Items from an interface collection

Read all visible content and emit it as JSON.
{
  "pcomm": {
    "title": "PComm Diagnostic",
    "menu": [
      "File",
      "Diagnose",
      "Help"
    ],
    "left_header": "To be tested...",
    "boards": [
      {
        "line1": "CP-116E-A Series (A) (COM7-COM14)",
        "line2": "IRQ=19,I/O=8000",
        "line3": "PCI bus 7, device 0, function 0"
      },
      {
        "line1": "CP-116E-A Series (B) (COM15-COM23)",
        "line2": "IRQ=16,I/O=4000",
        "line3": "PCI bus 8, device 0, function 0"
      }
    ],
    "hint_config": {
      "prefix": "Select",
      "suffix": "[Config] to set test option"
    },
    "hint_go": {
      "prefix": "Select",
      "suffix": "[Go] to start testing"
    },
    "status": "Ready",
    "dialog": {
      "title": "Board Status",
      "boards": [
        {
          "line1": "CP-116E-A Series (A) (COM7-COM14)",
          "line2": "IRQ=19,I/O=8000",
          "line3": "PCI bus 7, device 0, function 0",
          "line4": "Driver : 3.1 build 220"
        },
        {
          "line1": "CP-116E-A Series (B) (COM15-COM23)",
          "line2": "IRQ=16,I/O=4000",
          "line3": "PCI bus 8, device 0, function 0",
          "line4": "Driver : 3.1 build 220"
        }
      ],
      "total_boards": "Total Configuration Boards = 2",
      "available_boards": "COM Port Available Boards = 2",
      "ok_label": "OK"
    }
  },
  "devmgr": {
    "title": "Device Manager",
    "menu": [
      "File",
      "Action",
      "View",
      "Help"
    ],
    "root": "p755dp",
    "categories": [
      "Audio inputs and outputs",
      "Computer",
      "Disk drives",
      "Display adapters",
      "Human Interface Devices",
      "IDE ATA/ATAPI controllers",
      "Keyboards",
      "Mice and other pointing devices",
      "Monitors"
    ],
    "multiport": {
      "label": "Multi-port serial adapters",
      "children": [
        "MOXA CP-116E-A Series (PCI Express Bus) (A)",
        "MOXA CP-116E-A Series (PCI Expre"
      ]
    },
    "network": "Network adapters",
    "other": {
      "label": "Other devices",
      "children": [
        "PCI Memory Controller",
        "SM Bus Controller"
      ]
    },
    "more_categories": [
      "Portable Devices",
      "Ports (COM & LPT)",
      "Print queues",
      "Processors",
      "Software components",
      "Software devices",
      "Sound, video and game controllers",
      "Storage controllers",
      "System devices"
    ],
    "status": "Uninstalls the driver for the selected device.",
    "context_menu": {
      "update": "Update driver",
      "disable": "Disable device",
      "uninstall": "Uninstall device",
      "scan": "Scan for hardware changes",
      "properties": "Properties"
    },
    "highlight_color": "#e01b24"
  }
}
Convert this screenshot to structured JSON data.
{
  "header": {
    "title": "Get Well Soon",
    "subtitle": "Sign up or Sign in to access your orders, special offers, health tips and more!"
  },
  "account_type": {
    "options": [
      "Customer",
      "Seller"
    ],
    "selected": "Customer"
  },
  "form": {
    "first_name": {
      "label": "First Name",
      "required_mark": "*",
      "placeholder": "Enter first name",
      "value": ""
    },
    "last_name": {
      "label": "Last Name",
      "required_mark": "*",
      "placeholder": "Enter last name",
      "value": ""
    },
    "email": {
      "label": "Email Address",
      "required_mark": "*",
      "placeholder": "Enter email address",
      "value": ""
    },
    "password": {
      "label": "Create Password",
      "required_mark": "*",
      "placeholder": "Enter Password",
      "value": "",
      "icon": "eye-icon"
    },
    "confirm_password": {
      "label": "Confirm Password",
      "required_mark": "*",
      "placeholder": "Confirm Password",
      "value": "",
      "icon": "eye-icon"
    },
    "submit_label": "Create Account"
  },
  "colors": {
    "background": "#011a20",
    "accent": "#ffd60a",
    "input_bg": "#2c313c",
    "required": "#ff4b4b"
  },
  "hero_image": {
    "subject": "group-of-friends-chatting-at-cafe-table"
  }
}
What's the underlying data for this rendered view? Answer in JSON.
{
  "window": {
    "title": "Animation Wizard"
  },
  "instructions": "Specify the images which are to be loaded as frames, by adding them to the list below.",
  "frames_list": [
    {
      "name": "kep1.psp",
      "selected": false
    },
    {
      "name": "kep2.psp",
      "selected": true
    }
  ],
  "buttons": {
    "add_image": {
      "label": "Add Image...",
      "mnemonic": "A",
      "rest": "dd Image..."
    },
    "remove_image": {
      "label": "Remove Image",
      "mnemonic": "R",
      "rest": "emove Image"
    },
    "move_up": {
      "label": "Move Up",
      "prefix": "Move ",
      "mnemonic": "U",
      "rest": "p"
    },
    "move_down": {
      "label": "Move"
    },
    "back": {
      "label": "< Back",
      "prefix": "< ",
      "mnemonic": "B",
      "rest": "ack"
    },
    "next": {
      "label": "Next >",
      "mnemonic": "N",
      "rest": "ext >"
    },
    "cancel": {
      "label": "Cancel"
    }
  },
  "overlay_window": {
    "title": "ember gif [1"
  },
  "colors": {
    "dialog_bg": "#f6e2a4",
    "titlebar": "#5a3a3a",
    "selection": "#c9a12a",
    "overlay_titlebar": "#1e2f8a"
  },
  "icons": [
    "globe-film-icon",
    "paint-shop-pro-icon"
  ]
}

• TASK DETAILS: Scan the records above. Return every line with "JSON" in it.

• ANSWER SPACE:
Read all visible content and emit it as JSON.
Convert this screenshot to structured JSON data.
What's the underlying data for this rendered view? Answer in JSON.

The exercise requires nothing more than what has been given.